Building Big Data


I’ve recently been obsessed with getting my hands on CryptoCurrency value information in order to try and optimize trading as well as learn about dealing with the data as a whole. With enough data an AI could be taught to find correlations in price changes among various coins in order to make accurate predictions on price forecasting.

The Issue is finding this data. Anywhere I’ve looked, they only give very generalized version of the data (daily reports, incomplete reports, etc). In order to train an AI, I would need very detailed information, so I went straight to the source and figured who better to collect the data than myself?

So I started with a plan;
– Pull data from a web server on a number of coins at a time every minute.
– Parse each of those coins data into fields of their own individual coin objects.
– Build an object out of an array of coin objects and a date time field for acquisition data.
– Use the date time data to hash the array containing class to a hash map.
– Write the hash map to a binary file for storage.

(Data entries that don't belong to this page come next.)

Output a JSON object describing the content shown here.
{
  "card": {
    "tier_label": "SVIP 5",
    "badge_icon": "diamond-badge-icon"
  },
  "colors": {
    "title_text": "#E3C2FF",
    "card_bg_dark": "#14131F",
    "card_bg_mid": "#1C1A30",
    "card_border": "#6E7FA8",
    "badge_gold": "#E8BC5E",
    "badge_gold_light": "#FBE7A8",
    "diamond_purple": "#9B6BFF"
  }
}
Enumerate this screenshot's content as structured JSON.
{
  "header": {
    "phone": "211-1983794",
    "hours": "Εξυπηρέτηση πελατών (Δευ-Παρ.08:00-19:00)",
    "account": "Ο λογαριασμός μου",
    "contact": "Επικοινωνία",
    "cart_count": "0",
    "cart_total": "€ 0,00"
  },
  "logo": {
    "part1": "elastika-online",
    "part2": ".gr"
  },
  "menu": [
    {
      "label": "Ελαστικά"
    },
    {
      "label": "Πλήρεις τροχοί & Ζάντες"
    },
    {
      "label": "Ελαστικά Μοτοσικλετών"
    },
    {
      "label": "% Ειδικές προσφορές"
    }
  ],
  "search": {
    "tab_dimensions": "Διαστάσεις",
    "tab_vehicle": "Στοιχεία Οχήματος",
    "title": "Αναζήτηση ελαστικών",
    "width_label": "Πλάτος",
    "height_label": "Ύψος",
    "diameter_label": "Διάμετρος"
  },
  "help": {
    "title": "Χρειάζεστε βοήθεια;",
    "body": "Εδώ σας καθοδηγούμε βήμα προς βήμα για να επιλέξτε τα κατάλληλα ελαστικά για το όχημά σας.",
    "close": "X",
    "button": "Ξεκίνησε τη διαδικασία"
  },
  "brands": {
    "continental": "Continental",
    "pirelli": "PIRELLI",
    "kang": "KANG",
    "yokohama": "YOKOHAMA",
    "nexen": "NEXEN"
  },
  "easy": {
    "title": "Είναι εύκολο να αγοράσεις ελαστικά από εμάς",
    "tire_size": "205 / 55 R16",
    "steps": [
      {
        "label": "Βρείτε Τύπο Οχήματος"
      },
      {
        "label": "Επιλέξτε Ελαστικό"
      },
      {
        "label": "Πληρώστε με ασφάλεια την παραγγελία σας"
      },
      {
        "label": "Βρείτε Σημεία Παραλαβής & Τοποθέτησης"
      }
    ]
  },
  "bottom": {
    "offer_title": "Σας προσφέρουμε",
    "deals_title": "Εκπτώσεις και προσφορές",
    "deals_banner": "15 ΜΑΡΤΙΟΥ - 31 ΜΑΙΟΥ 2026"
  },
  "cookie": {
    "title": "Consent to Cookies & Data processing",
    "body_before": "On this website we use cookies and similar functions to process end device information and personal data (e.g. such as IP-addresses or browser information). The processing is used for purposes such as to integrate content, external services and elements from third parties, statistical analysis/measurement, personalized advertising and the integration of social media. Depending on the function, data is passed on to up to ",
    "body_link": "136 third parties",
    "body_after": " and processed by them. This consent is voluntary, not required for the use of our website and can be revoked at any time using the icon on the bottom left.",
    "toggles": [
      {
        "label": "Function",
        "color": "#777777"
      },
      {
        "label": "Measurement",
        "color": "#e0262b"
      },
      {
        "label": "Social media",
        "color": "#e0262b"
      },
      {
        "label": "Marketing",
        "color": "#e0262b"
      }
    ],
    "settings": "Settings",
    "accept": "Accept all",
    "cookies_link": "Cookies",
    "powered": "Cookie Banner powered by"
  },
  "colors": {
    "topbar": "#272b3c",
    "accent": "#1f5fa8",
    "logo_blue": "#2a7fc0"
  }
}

And then suddenly BAM! ~1200 lines of handwritten, organic, gluten free Java code appeared from the grass! And now we’ve got a nifty little data collector prototype!

This gives me the ability to save and traverse all of the data perfectly without taking up as much space as it would otherwise thanks to the hashing and binary storage features. From here the GUI will implement a CSV report output function, low and high values over a given time span, as well as a graph to display pricing data, Along with the already functioning coin selection, percent changes, and current values.

Wish me luck on the final touches!


Blockchains: The fruit of encryption.

The blockchain is scarcely discussed outside of crypto currency forums and bitcoin discussion groups. But what is it really? The blockchain is a tokenized series of encryption strings, which each individually represent a single “coin”. These strings need be generated based on the original problem being solved and are known as blocks. As blocks are solved by miners, the block is added to the end of the chain and the miners receive the block reward of that coin which could be up to a few tokens. The latest solved block is where the miners continue work in cracking the next block.
The question here is what is the original problem?

The way a crypto is mined is through a manual decryption process. To start, the problem is an encrypted equation, which must be decrypted by miners. The issue is that there is no decryption key of any kind given, thats for miners to find. Using this process gives a coin the ability to continue dispensing blocks for a long time because no single entity has the power to mine it all at once. Also as the miner client landscape changes, changes can be made to the calculation algorithm which produces block rewards in order to keep scarcity up and keep the network active for more time.

If a coin is mined out, the network will flat line because no more miners will be generating new blocks, the only activity after that point will be in trading and monetary exchange value. By keeping a coin minting, we have the ability to improve the code through new implementations since users will still be actively minting coins.

Using the blockchain we can verify with 100% certainty if a transaction has occurred thanks to the fact that every single running client has an up to date blockchain which caries record of every single transaction. This is why crypto’s hold real world monetary value. Thanks to the blockchain we can do business on line knowing that no one is double spending their crypto currency, thus ensuring the value of the token. We can’t just print infinite bitcoins because it would make them worthless. the entire foundation of monetary trade is based on this simple but foundational rule.


Let me know if you think this article could be improved!